Segment Open

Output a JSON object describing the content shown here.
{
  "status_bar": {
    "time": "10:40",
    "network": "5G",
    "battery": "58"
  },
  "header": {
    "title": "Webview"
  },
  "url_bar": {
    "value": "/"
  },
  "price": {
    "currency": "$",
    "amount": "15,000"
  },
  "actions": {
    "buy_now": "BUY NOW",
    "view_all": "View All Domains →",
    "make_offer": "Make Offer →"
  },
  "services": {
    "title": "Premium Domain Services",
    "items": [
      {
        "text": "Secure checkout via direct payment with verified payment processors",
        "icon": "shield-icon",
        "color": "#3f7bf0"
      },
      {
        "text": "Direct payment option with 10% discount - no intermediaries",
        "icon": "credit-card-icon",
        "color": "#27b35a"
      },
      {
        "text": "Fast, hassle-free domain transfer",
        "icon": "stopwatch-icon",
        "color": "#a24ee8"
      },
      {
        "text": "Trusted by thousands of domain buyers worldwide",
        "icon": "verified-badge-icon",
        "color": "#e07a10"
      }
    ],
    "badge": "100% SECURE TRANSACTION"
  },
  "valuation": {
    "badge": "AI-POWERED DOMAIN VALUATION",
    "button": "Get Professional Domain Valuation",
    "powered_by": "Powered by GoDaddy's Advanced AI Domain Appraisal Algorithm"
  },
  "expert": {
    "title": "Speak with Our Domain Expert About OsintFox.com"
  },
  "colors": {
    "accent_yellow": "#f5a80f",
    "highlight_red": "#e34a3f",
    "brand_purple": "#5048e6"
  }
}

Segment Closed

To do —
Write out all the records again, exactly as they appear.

Output of the task —
Output a JSON object describing the content shown here.
{
  "status_bar": {
    "time": "10:40",
    "network": "5G",
    "battery": "58"
  },
  "header": {
    "title": "Webview"
  },
  "url_bar": {
    "value": "/"
  },
  "price": {
    "currency": "$",
    "amount": "15,000"
  },
  "actions": {
    "buy_now": "BUY NOW",
    "view_all": "View All Domains →",
    "make_offer": "Make Offer →"
  },
  "services": {
    "title": "Premium Domain Services",
    "items": [
      {
        "text": "Secure checkout via direct payment with verified payment processors",
        "icon": "shield-icon",
        "color": "#3f7bf0"
      },
      {
        "text": "Direct payment option with 10% discount - no intermediaries",
        "icon": "credit-card-icon",
        "color": "#27b35a"
      },
      {
        "text": "Fast, hassle-free domain transfer",
        "icon": "stopwatch-icon",
        "color": "#a24ee8"
      },
      {
        "text": "Trusted by thousands of domain buyers worldwide",
        "icon": "verified-badge-icon",
        "color": "#e07a10"
      }
    ],
    "badge": "100% SECURE TRANSACTION"
  },
  "valuation": {
    "badge": "AI-POWERED DOMAIN VALUATION",
    "button": "Get Professional Domain Valuation",
    "powered_by": "Powered by GoDaddy's Advanced AI Domain Appraisal Algorithm"
  },
  "expert": {
    "title": "Speak with Our Domain Expert About OsintFox.com"
  },
  "colors": {
    "accent_yellow": "#f5a80f",
    "highlight_red": "#e34a3f",
    "brand_purple": "#5048e6"
  }
}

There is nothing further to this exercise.